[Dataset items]
┏━━

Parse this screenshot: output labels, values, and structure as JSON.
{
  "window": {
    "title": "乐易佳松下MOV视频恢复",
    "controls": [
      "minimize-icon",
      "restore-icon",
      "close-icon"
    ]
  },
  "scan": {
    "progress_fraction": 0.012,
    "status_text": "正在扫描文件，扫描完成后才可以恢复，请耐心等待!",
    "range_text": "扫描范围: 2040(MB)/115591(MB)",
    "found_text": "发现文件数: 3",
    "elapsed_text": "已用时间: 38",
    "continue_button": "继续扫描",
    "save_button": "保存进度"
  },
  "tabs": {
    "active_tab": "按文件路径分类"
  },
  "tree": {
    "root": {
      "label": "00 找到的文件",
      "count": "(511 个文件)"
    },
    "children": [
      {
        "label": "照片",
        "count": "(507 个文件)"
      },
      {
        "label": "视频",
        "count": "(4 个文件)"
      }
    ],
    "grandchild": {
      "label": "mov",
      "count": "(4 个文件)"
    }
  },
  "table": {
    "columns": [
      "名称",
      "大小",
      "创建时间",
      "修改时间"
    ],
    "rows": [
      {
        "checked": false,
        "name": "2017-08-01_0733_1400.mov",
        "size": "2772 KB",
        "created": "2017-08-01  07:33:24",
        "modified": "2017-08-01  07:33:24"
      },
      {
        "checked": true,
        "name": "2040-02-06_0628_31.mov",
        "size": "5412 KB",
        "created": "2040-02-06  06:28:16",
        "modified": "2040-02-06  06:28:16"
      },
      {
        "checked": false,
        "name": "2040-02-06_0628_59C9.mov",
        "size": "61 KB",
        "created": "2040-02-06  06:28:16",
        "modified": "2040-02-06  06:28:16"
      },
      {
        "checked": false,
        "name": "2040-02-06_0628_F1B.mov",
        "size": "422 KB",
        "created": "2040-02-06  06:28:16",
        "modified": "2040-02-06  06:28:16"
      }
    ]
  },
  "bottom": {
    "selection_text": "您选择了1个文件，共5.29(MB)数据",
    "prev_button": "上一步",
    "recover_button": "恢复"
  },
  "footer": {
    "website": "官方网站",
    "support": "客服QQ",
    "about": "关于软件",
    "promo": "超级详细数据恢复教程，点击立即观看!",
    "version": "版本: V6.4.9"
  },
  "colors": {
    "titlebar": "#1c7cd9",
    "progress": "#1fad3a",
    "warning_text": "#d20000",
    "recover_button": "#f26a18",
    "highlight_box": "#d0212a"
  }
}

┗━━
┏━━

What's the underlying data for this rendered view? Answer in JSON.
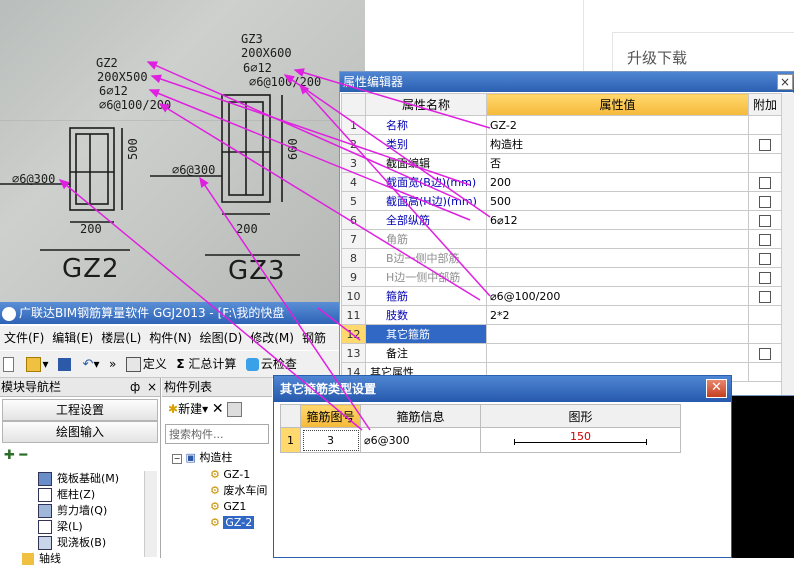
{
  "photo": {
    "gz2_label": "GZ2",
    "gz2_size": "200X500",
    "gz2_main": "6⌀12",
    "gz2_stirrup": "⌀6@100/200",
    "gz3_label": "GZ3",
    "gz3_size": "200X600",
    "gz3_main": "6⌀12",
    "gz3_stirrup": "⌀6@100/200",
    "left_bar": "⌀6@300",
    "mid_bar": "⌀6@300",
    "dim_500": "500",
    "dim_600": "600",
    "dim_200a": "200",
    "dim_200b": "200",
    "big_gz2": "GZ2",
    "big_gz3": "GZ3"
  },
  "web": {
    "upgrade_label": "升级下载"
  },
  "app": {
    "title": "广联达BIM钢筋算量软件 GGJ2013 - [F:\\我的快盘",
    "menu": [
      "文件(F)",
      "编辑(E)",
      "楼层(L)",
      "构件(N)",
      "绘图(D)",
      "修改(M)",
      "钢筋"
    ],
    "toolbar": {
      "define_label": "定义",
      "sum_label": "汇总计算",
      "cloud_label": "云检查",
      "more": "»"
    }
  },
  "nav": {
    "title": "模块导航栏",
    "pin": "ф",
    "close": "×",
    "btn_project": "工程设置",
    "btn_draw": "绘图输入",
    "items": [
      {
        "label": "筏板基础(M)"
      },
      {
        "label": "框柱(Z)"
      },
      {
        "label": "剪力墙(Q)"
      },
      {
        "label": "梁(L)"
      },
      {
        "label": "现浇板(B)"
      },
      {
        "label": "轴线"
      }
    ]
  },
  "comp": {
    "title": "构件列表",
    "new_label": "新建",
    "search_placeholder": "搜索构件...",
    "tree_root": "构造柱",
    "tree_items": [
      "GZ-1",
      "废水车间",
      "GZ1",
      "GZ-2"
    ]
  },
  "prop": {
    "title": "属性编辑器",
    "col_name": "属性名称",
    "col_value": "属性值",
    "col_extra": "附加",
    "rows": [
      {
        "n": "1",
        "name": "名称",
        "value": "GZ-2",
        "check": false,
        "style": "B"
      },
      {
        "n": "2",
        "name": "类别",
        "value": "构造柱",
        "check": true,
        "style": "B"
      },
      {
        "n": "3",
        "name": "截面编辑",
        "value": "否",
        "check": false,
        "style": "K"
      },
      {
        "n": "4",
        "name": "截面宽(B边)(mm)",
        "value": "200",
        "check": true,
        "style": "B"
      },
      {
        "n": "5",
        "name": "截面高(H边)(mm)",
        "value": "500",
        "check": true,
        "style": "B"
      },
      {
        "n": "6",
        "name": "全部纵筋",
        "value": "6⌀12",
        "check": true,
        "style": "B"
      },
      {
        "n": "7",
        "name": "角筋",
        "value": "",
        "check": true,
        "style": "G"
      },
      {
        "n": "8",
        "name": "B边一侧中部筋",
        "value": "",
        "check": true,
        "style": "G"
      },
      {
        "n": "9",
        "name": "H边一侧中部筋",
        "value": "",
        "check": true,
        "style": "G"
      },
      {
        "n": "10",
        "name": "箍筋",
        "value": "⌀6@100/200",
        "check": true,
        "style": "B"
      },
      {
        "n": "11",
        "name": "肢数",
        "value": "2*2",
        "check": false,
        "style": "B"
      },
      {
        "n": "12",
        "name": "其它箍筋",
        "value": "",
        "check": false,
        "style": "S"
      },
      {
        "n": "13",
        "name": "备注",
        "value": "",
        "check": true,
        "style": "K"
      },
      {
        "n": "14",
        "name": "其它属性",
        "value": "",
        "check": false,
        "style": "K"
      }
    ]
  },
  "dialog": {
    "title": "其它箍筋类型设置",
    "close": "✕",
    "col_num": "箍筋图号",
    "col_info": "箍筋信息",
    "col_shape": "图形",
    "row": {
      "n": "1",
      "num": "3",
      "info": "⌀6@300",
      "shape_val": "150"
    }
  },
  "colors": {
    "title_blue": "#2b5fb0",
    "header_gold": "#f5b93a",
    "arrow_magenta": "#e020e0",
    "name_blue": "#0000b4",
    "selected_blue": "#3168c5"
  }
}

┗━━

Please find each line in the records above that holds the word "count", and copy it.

      "count": "(511 个文件)"
        "count": "(507 个文件)"
        "count": "(4 个文件)"
      "count": "(4 个文件)"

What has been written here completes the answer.